Source records:

-- Opening Marker --

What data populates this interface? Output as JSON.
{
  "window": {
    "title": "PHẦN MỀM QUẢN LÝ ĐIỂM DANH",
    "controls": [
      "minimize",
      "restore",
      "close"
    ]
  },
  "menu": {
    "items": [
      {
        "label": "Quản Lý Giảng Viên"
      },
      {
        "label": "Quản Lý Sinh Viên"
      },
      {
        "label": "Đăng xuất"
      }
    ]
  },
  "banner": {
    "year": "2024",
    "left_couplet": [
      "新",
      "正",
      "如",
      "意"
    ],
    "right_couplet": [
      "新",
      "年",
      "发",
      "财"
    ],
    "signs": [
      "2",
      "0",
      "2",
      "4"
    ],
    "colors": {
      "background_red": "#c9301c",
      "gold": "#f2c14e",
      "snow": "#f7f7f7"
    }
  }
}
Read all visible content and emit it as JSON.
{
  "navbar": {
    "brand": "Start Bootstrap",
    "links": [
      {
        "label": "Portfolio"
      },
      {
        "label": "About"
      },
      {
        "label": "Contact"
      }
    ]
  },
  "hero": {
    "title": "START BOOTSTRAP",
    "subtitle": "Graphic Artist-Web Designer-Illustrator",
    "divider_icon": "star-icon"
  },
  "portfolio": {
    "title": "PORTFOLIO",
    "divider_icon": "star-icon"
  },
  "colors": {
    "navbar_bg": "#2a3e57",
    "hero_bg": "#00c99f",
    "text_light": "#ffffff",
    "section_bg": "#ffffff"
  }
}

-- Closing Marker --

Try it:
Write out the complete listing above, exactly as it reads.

Exercise output:
What data populates this interface? Output as JSON.
{
  "window": {
    "title": "PHẦN MỀM QUẢN LÝ ĐIỂM DANH",
    "controls": [
      "minimize",
      "restore",
      "close"
    ]
  },
  "menu": {
    "items": [
      {
        "label": "Quản Lý Giảng Viên"
      },
      {
        "label": "Quản Lý Sinh Viên"
      },
      {
        "label": "Đăng xuất"
      }
    ]
  },
  "banner": {
    "year": "2024",
    "left_couplet": [
      "新",
      "正",
      "如",
      "意"
    ],
    "right_couplet": [
      "新",
      "年",
      "发",
      "财"
    ],
    "signs": [
      "2",
      "0",
      "2",
      "4"
    ],
    "colors": {
      "background_red": "#c9301c",
      "gold": "#f2c14e",
      "snow": "#f7f7f7"
    }
  }
}
Read all visible content and emit it as JSON.
{
  "navbar": {
    "brand": "Start Bootstrap",
    "links": [
      {
        "label": "Portfolio"
      },
      {
        "label": "About"
      },
      {
        "label": "Contact"
      }
    ]
  },
  "hero": {
    "title": "START BOOTSTRAP",
    "subtitle": "Graphic Artist-Web Designer-Illustrator",
    "divider_icon": "star-icon"
  },
  "portfolio": {
    "title": "PORTFOLIO",
    "divider_icon": "star-icon"
  },
  "colors": {
    "navbar_bg": "#2a3e57",
    "hero_bg": "#00c99f",
    "text_light": "#ffffff",
    "section_bg": "#ffffff"
  }
}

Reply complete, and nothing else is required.